* Exercise materials:
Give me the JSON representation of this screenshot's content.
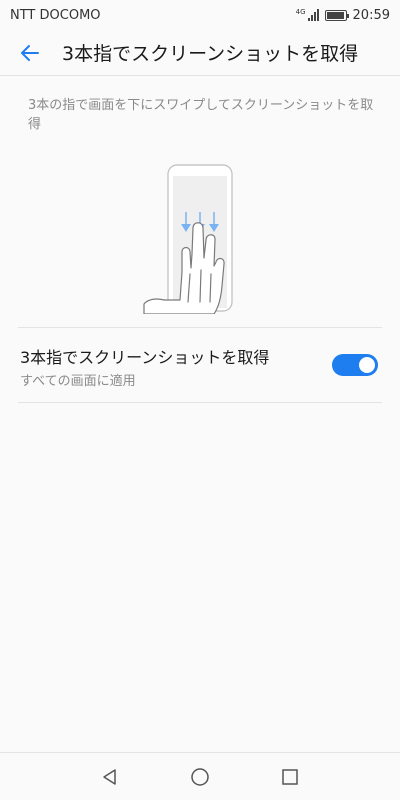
{
  "status_bar": {
    "carrier": "NTT DOCOMO",
    "network": "4G",
    "time": "20:59"
  },
  "app_bar": {
    "title": "3本指でスクリーンショットを取得",
    "back_icon": "arrow-left-icon"
  },
  "description": "3本の指で画面を下にスワイプしてスクリーンショットを取得",
  "setting": {
    "title": "3本指でスクリーンショットを取得",
    "subtitle": "すべての画面に適用",
    "enabled": true
  },
  "nav_bar": {
    "back_icon": "triangle-back-icon",
    "home_icon": "circle-home-icon",
    "recents_icon": "square-recents-icon"
  },
  "colors": {
    "accent": "#1e7ef0",
    "background": "#fafafa",
    "divider": "#e3e3e3",
    "secondary_text": "#8a8a8a"
  }
}
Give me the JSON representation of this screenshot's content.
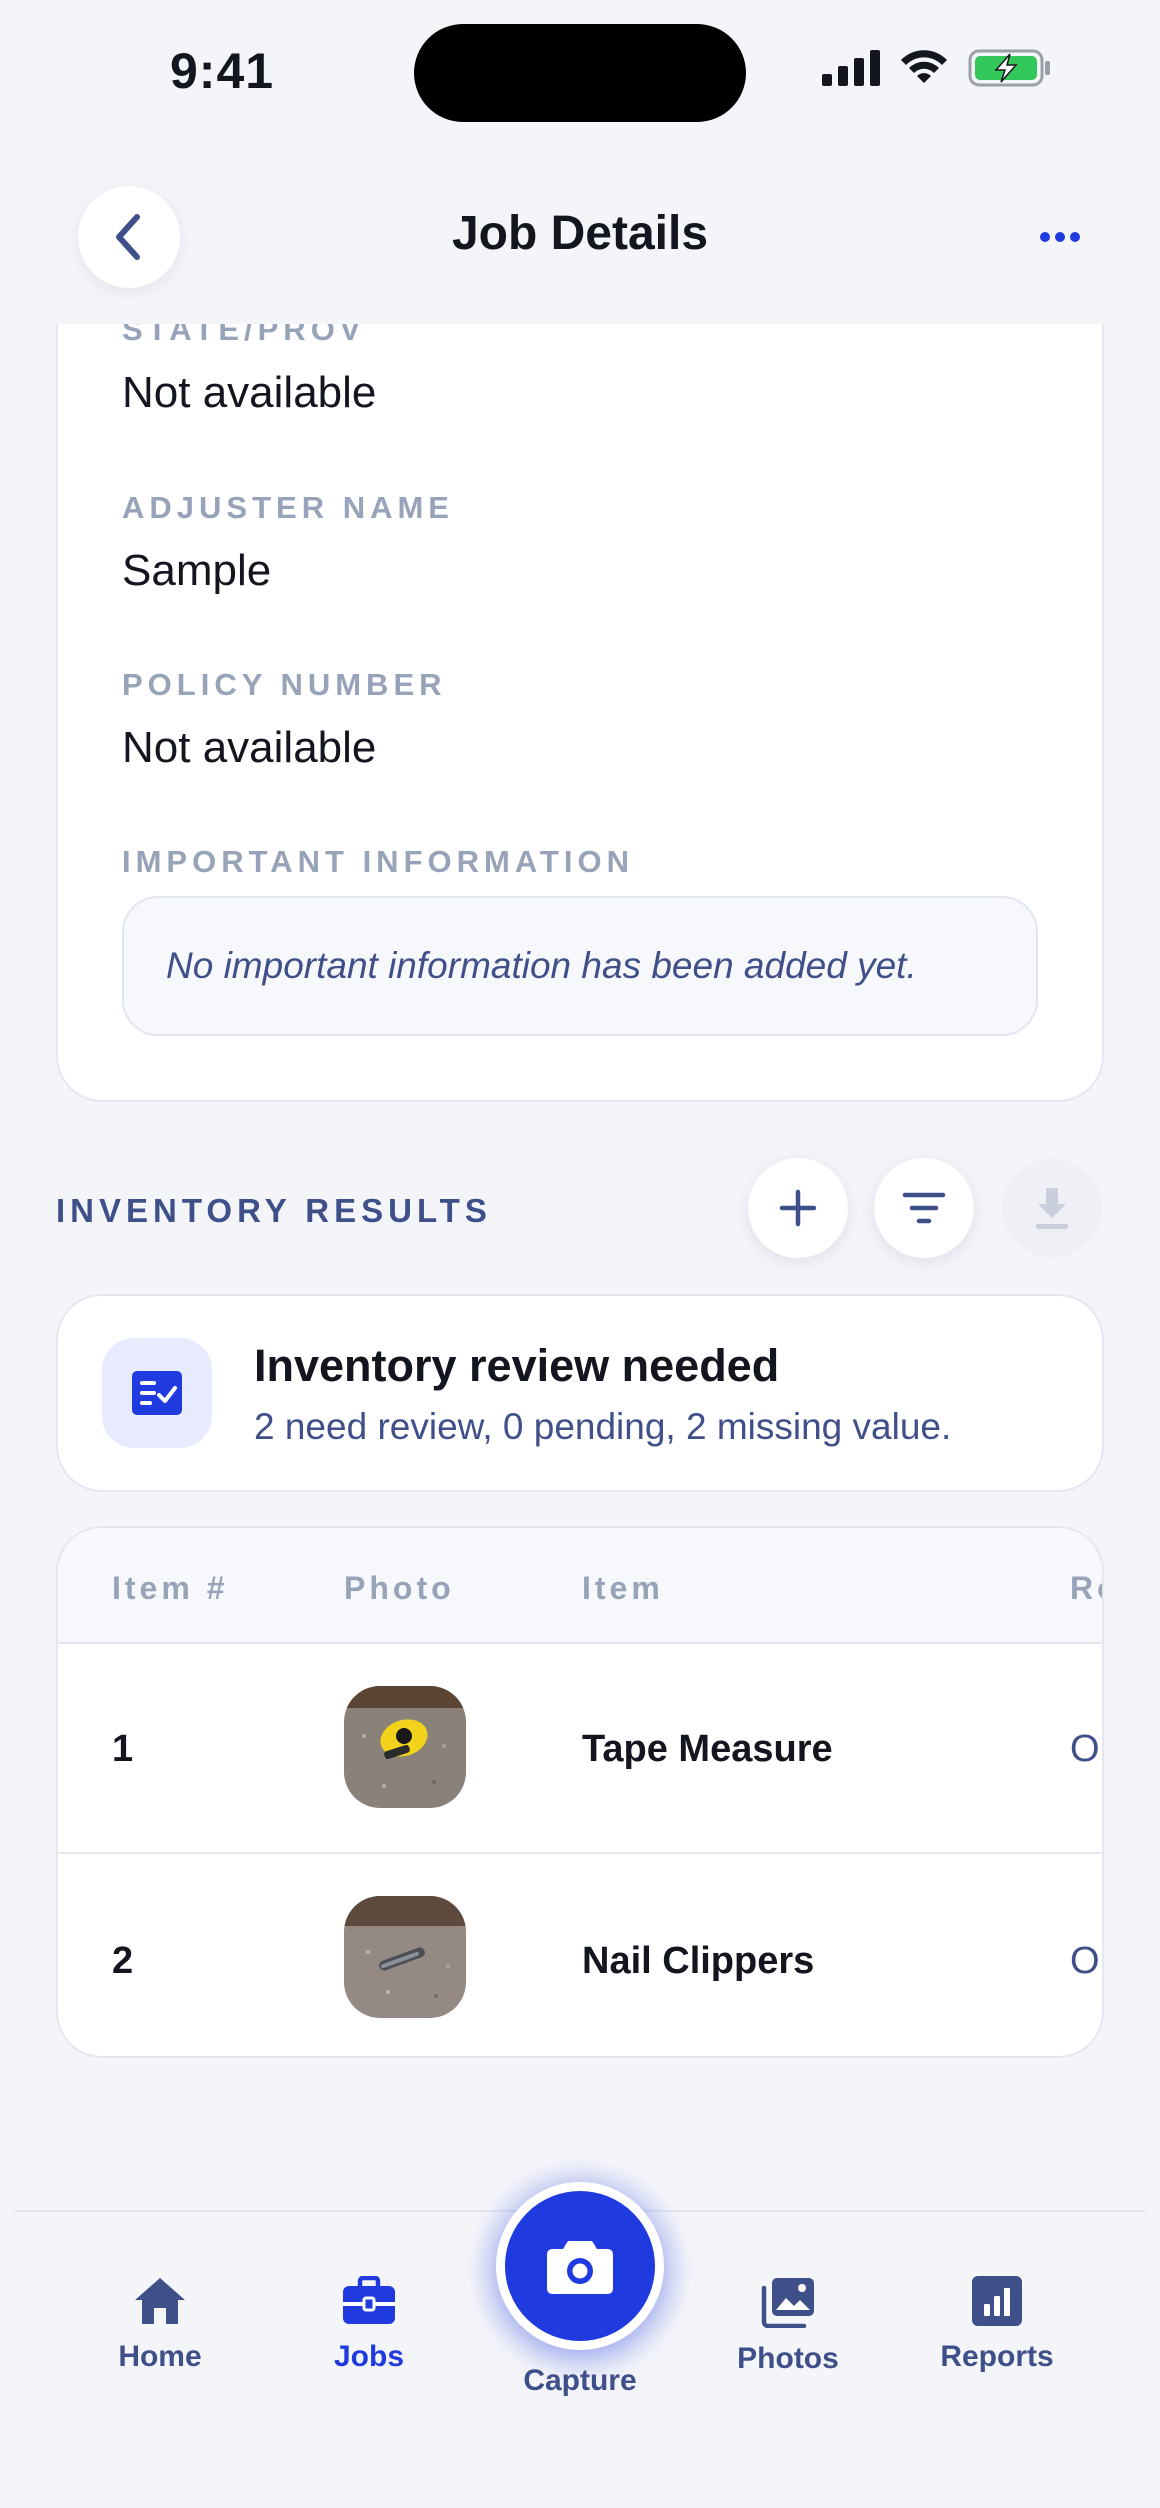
{
  "status_bar": {
    "time": "9:41"
  },
  "header": {
    "title": "Job Details"
  },
  "details": {
    "state_label": "STATE/PROV",
    "state_value": "Not available",
    "adjuster_label": "ADJUSTER NAME",
    "adjuster_value": "Sample",
    "policy_label": "POLICY NUMBER",
    "policy_value": "Not available",
    "important_label": "IMPORTANT INFORMATION",
    "important_placeholder": "No important information has been added yet."
  },
  "inventory": {
    "section_title": "INVENTORY RESULTS",
    "review": {
      "title": "Inventory review needed",
      "subtitle": "2 need review, 0 pending, 2 missing value."
    },
    "columns": [
      "Item #",
      "Photo",
      "Item",
      "Ro"
    ],
    "rows": [
      {
        "number": "1",
        "item": "Tape Measure",
        "r": "O"
      },
      {
        "number": "2",
        "item": "Nail Clippers",
        "r": "O"
      }
    ]
  },
  "tabs": {
    "home": "Home",
    "jobs": "Jobs",
    "capture": "Capture",
    "photos": "Photos",
    "reports": "Reports",
    "active": "Jobs"
  },
  "colors": {
    "accent": "#1f3be0",
    "muted_label": "#97a3b8",
    "secondary_text": "#3f4f8a",
    "background": "#f4f5f9"
  },
  "icons": {
    "back": "chevron-left-icon",
    "more": "ellipsis-icon",
    "add": "plus-icon",
    "filter": "filter-icon",
    "download": "download-icon",
    "review": "checklist-icon",
    "home": "home-icon",
    "jobs": "briefcase-icon",
    "capture": "camera-icon",
    "photos": "photos-icon",
    "reports": "bar-chart-icon"
  }
}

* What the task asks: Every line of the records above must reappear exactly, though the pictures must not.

* Result of the exercise:
Give me the JSON representation of this screenshot's content.
{
  "status_bar": {
    "carrier": "NTT DOCOMO",
    "network": "4G",
    "time": "20:59"
  },
  "app_bar": {
    "title": "3本指でスクリーンショットを取得",
    "back_icon": "arrow-left-icon"
  },
  "description": "3本の指で画面を下にスワイプしてスクリーンショットを取得",
  "setting": {
    "title": "3本指でスクリーンショットを取得",
    "subtitle": "すべての画面に適用",
    "enabled": true
  },
  "nav_bar": {
    "back_icon": "triangle-back-icon",
    "home_icon": "circle-home-icon",
    "recents_icon": "square-recents-icon"
  },
  "colors": {
    "accent": "#1e7ef0",
    "background": "#fafafa",
    "divider": "#e3e3e3",
    "secondary_text": "#8a8a8a"
  }
}
Give me the JSON representation of this screenshot's content.
{
  "status_bar": {
    "time": "9:41"
  },
  "header": {
    "title": "Job Details"
  },
  "details": {
    "state_label": "STATE/PROV",
    "state_value": "Not available",
    "adjuster_label": "ADJUSTER NAME",
    "adjuster_value": "Sample",
    "policy_label": "POLICY NUMBER",
    "policy_value": "Not available",
    "important_label": "IMPORTANT INFORMATION",
    "important_placeholder": "No important information has been added yet."
  },
  "inventory": {
    "section_title": "INVENTORY RESULTS",
    "review": {
      "title": "Inventory review needed",
      "subtitle": "2 need review, 0 pending, 2 missing value."
    },
    "columns": [
      "Item #",
      "Photo",
      "Item",
      "Ro"
    ],
    "rows": [
      {
        "number": "1",
        "item": "Tape Measure",
        "r": "O"
      },
      {
        "number": "2",
        "item": "Nail Clippers",
        "r": "O"
      }
    ]
  },
  "tabs": {
    "home": "Home",
    "jobs": "Jobs",
    "capture": "Capture",
    "photos": "Photos",
    "reports": "Reports",
    "active": "Jobs"
  },
  "colors": {
    "accent": "#1f3be0",
    "muted_label": "#97a3b8",
    "secondary_text": "#3f4f8a",
    "background": "#f4f5f9"
  },
  "icons": {
    "back": "chevron-left-icon",
    "more": "ellipsis-icon",
    "add": "plus-icon",
    "filter": "filter-icon",
    "download": "download-icon",
    "review": "checklist-icon",
    "home": "home-icon",
    "jobs": "briefcase-icon",
    "capture": "camera-icon",
    "photos": "photos-icon",
    "reports": "bar-chart-icon"
  }
}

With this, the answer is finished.